By-elections in the 1955-1959 Parliament

  • Edward du Cann (Conservative). Elected for Taunton in February 1956, caused by the Conservatives' Henry Hopkinson being elevated to the peerage. Du Cann remained an MP until retiring at the 1987 election.
  • Philip Goodhart (Conservative). Elected for Beckenham in March 1957, caused by the Conservatives' Patrick Buchan-Hepburn being elevated to the peerage. Goodhart remained an MP until retiring at the 1992 election.

October 1959 general election

  • Clive Bossom (Conservative). Elected for Leominster (a Conservative hold). Bossom retired at the February 1974 election.
  • John Hollingworth (Conservative). Elected for Birmingham All Saints, unseating sitting Labour MP, Denis Howell. At the 1964 election, Hollingworth was defeated by Labour's Brian Walden.

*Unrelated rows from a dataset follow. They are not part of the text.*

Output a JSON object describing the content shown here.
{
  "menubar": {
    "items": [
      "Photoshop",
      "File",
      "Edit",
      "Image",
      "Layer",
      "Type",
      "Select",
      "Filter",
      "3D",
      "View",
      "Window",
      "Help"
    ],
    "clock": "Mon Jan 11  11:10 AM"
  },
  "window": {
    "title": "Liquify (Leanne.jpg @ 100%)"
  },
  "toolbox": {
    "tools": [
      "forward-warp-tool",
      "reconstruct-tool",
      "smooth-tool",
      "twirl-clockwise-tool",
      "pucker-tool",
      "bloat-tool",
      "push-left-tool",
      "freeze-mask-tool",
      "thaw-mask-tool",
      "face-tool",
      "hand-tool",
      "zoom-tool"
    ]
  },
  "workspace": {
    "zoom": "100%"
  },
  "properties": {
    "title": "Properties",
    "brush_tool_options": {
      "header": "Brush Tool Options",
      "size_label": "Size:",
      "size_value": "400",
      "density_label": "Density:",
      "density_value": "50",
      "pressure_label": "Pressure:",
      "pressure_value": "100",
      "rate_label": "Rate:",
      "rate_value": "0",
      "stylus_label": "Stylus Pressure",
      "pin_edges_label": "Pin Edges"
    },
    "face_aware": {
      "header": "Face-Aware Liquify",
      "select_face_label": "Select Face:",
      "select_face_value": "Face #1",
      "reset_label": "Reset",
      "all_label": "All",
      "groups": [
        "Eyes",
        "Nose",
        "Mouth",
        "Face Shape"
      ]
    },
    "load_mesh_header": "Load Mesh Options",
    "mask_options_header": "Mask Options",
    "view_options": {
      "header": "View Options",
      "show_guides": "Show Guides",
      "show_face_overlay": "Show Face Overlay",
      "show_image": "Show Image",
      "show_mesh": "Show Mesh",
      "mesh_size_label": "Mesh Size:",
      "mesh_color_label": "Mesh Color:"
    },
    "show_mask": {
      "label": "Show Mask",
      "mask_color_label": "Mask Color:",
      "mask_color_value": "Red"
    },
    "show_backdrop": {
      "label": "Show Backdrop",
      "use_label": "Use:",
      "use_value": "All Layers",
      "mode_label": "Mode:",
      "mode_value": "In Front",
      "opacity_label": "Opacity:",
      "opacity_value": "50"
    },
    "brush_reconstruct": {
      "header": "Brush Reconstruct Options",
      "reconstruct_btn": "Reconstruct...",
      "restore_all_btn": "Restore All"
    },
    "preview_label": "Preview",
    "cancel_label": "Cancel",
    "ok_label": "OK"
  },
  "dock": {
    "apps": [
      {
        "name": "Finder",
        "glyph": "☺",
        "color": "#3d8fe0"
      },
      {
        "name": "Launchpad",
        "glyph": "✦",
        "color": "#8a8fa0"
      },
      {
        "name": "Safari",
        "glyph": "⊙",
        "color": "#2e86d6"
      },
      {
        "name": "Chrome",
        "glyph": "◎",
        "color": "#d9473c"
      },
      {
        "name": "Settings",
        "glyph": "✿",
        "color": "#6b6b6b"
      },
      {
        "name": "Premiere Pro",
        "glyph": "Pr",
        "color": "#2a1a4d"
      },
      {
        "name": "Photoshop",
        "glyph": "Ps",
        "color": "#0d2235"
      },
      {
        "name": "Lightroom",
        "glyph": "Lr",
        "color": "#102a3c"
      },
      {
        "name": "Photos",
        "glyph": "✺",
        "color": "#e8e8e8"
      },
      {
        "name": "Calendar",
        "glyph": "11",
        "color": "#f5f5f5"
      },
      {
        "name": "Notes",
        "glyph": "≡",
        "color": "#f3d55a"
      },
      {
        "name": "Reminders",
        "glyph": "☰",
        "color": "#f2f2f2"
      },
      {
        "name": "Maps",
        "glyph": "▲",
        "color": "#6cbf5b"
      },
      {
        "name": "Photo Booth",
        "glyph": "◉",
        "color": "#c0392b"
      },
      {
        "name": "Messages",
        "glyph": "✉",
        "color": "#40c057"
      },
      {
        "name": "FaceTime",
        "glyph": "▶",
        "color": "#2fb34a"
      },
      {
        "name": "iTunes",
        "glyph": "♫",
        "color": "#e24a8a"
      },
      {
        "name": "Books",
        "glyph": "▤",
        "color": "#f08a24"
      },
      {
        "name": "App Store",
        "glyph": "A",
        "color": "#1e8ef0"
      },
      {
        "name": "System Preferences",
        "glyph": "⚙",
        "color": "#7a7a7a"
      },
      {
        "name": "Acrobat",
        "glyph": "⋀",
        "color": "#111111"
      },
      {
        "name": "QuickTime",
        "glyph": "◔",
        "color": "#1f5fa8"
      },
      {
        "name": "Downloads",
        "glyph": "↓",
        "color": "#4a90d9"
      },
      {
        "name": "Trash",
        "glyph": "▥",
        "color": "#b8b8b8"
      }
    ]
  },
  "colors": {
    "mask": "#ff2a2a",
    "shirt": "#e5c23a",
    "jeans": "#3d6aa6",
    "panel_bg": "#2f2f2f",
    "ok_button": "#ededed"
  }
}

  • Timothy Kitson (Conservative). Elected for Richmond (Yorkshire) (a Conservative hold). Kitson retired at the 1983 election.
  • Stratton Mills (Ulster Unionist Party/Conservative/Alliance Party of Northern Ireland). Elected for Belfast North (a UUP hold). Mills retired at the February 1974 election. In December 1972 he resigned from the UUP, although, in common with the UUP MPs, he continued to take the Conservative whip. In April 1973 he became the APNI's first MP.

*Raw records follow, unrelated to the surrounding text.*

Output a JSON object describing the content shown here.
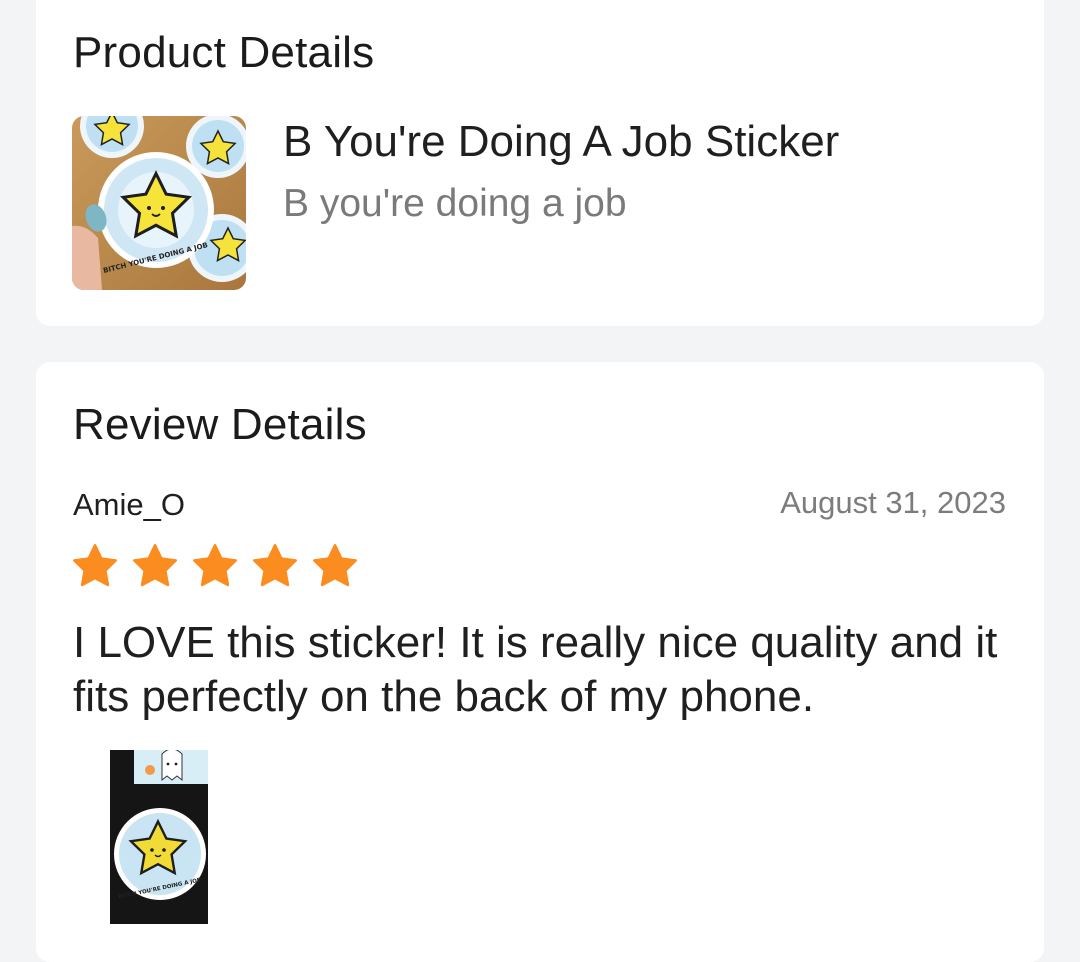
{
  "product_section": {
    "title": "Product Details",
    "product_name": "B You're Doing A Job Sticker",
    "variant": "B you're doing a job",
    "thumbnail": {
      "sticker_text": "BITCH YOU'RE DOING A JOB"
    }
  },
  "review_section": {
    "title": "Review Details",
    "reviewer": "Amie_O",
    "date": "August 31, 2023",
    "rating": 5,
    "rating_max": 5,
    "text": "I LOVE this sticker! It is really nice quality and it fits perfectly on the back of my phone.",
    "photo": {
      "sticker_text": "BITCH YOU'RE DOING A JOB"
    }
  },
  "colors": {
    "star": "#fb8c1f",
    "background": "#f3f4f6",
    "card": "#ffffff",
    "primary_text": "#1f1f1f",
    "secondary_text": "#7a7a7a"
  },
  "icons": {
    "rating_star": "star-icon"
  }
}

  • John Morris (Labour). Elected for Aberavon (a Labour hold). Morris retired at the 2001 election. He was Welsh Secretary throughout the 1974-1979 Labour Government.
  • John Osborn (Conservative). Elected for Sheffield Hallam (a Conservative hold). Osborn retired at the 1987 general election.

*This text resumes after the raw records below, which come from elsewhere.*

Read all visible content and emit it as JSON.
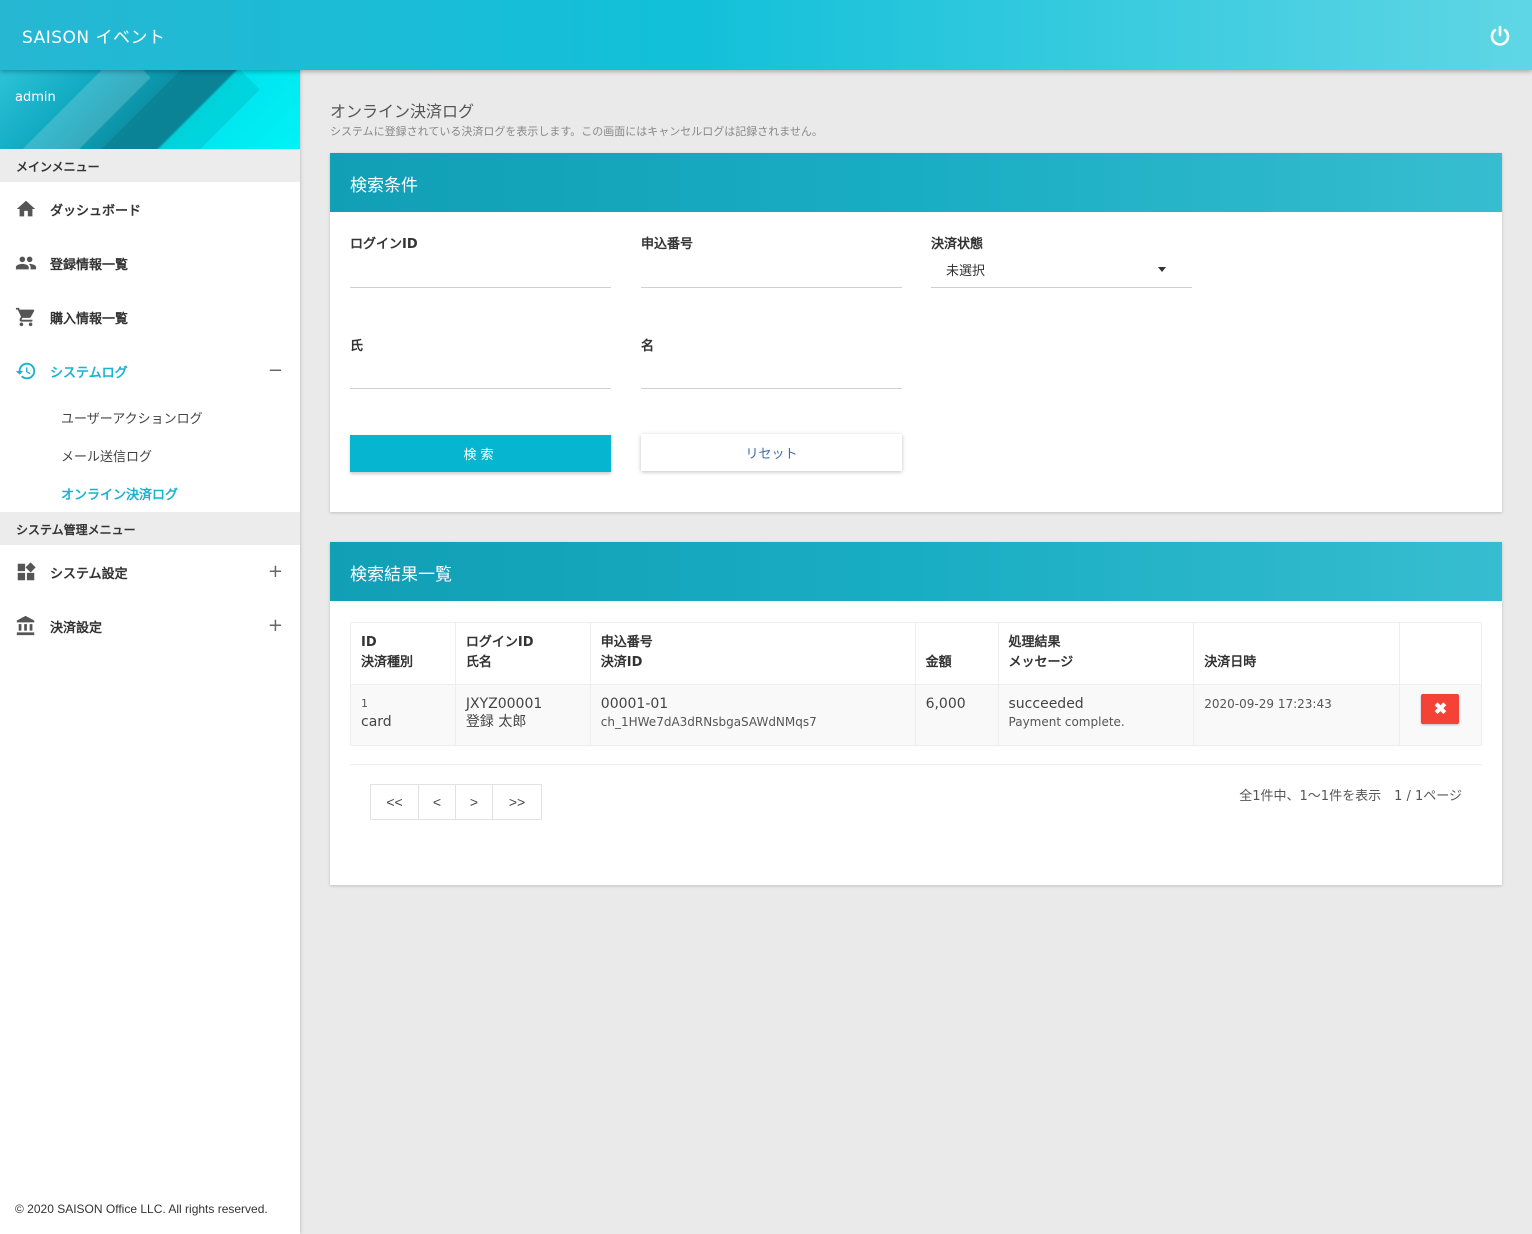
{
  "header": {
    "title": "SAISON イベント",
    "power_icon": "power-icon"
  },
  "sidebar": {
    "user": "admin",
    "main_menu_label": "メインメニュー",
    "items": [
      {
        "label": "ダッシュボード",
        "icon": "home-icon"
      },
      {
        "label": "登録情報一覧",
        "icon": "people-icon"
      },
      {
        "label": "購入情報一覧",
        "icon": "cart-icon"
      },
      {
        "label": "システムログ",
        "icon": "history-icon",
        "toggle": "−"
      }
    ],
    "system_log_sub": [
      {
        "label": "ユーザーアクションログ"
      },
      {
        "label": "メール送信ログ"
      },
      {
        "label": "オンライン決済ログ"
      }
    ],
    "admin_menu_label": "システム管理メニュー",
    "admin_items": [
      {
        "label": "システム設定",
        "icon": "dashboard-icon",
        "toggle": "+"
      },
      {
        "label": "決済設定",
        "icon": "bank-icon",
        "toggle": "+"
      }
    ],
    "copyright": "© 2020 SAISON Office LLC. All rights reserved."
  },
  "page": {
    "title": "オンライン決済ログ",
    "description": "システムに登録されている決済ログを表示します。この画面にはキャンセルログは記録されません。"
  },
  "search": {
    "header": "検索条件",
    "login_id_label": "ログインID",
    "login_id_value": "",
    "apply_no_label": "申込番号",
    "apply_no_value": "",
    "status_label": "決済状態",
    "status_value": "未選択",
    "last_name_label": "氏",
    "last_name_value": "",
    "first_name_label": "名",
    "first_name_value": "",
    "search_button": "検索",
    "reset_button": "リセット"
  },
  "results": {
    "header": "検索結果一覧",
    "columns": [
      {
        "line1": "ID",
        "line2": "決済種別"
      },
      {
        "line1": "ログインID",
        "line2": "氏名"
      },
      {
        "line1": "申込番号",
        "line2": "決済ID"
      },
      {
        "line1": "",
        "line2": "金額"
      },
      {
        "line1": "処理結果",
        "line2": "メッセージ"
      },
      {
        "line1": "",
        "line2": "決済日時"
      },
      {
        "line1": "",
        "line2": ""
      }
    ],
    "rows": [
      {
        "id": "1",
        "type": "card",
        "login_id": "JXYZ00001",
        "name": "登録 太郎",
        "apply_no": "00001-01",
        "payment_id": "ch_1HWe7dA3dRNsbgaSAWdNMqs7",
        "amount": "6,000",
        "result": "succeeded",
        "message": "Payment complete.",
        "datetime": "2020-09-29 17:23:43",
        "delete_label": "✖"
      }
    ],
    "pager": {
      "first": "<<",
      "prev": "<",
      "next": ">",
      "last": ">>"
    },
    "pager_info": "全1件中、1〜1件を表示　1 / 1ページ"
  }
}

  • Jim Prior (Conservative). Elected for Lowestoft, unseating the sitting Labour MP, Edward Evans. Prior retired at the 1987 general election (his seat had been modified to become Waveney at the 1983 election). He served as Minister for Agriculture from June 1970 to November 1972, and then Lord President of the Council and Leader of the House of Commons until March 1974. When the Conservative returned to power in May 1979, he became Employment Secretary, and was moved to Northern Ireland Secretary in September 1981, before leaving the Government in September 1984.
  • Dudley Smith (Conservative). Elected for Brentford & Chiswick (a Conservative hold) but was defeated by Labour's Michael Barnes. Smith returned to Parliament in the Warwick & Leamington by-election of March 1968, caused by the death of the Conservatives' John Hobson. At the 1997 election, Smith was defeated by Labour's James Plaskitt.
  • Alan Thompson (Labour). Elected for Dunfermline Burghs (a Labour hold). Thompson retired at the 1964 election. As the maps from the Boundary Commission for Scotland website show, this was a non-contiguous seat surrounded by Fife West.
  • John Wells (Conservative). Elected for Maidstone (a Conservative hold - the previous MP was Bossom's father). Wells retired at the 1987 election.